Ernest J. Smith
America’s most famous poet of the second half of the twentieth century was the product of Jewish immigrant parents. Irwin Allen Ginsberg, born on June 2, 1926, in Newark, New Jersey, was the second son of Naomi Levy and Louis Ginsberg. The couple had met as early as 1912, when they were both seventeen, and eventually married in 1919. Their first son, Louis, was born in Newark in 1921. Naomi Levergant was ten years old when her family emigrated from Russia to America, and the family last name was changed to Levy at Ellis Island. Louis Ginsberg was born in Newark, his father having come from eastern Europe sometime in the 1880s. Louis Ginsberg, raised as a socialist, was a high school English teacher in Paterson, New Jersey, and a lyric poet of some note. Naomi, Allen’s mother, was raised a communist and remained intermittently active in the local branch of the Communist Party, occasionally taking the boys with her to meetings. Two family summer vacations were spent at a camp run by the Party in upstate New York.

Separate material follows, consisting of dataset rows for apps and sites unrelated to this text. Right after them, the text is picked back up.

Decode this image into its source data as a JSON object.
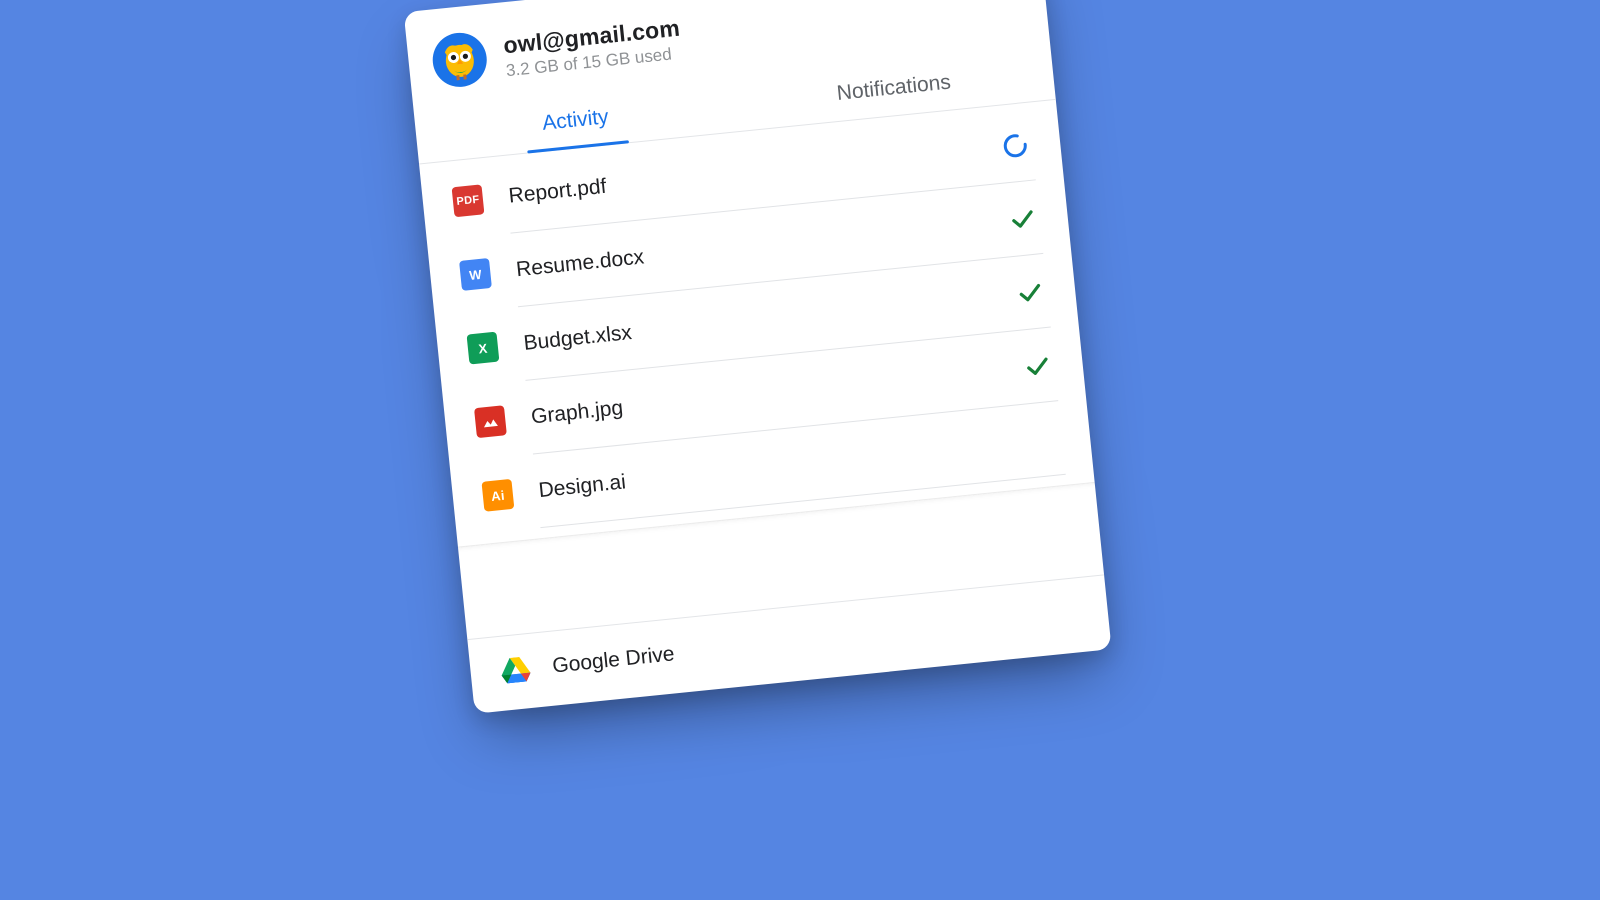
{
  "account": {
    "email": "owl@gmail.com",
    "storage": "3.2 GB of 15 GB used",
    "avatar_name": "owl-avatar"
  },
  "tabs": {
    "activity": "Activity",
    "notifications": "Notifications",
    "active": "activity"
  },
  "files": [
    {
      "name": "Report.pdf",
      "type": "pdf",
      "icon_text": "PDF",
      "status": "uploading"
    },
    {
      "name": "Resume.docx",
      "type": "docx",
      "icon_text": "W",
      "status": "done"
    },
    {
      "name": "Budget.xlsx",
      "type": "xlsx",
      "icon_text": "X",
      "status": "done"
    },
    {
      "name": "Graph.jpg",
      "type": "img",
      "icon_text": "",
      "status": "done"
    },
    {
      "name": "Design.ai",
      "type": "ai",
      "icon_text": "Ai",
      "status": "done"
    }
  ],
  "footer": {
    "label": "Google Drive"
  },
  "icons": {
    "settings": "gear-icon",
    "spinner": "loading-spinner-icon",
    "check": "checkmark-icon",
    "drive": "google-drive-logo-icon"
  }
}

The dominant and ongoing event of Allen Ginsberg’s youth, however, was his mother’s mental problems. She had suffered her first breakdown before her marriage, and about three years into the marriage, she began suffering from bipolar disorder and was frequently institutionalized. Her paranoia took several forms, including a belief that her husband was intent on poisoning her. Both sons regularly accompanied their father for weekend visits to various hospitals where Naomi stayed, and on one occasion in the early 1940s, having been home for a period of time, Naomi relapsed and convinced her son Allen to make a call and have her admitted to a facility where she had stayed previously. During his high school years in Paterson, Allen was frequently absent in order to care for his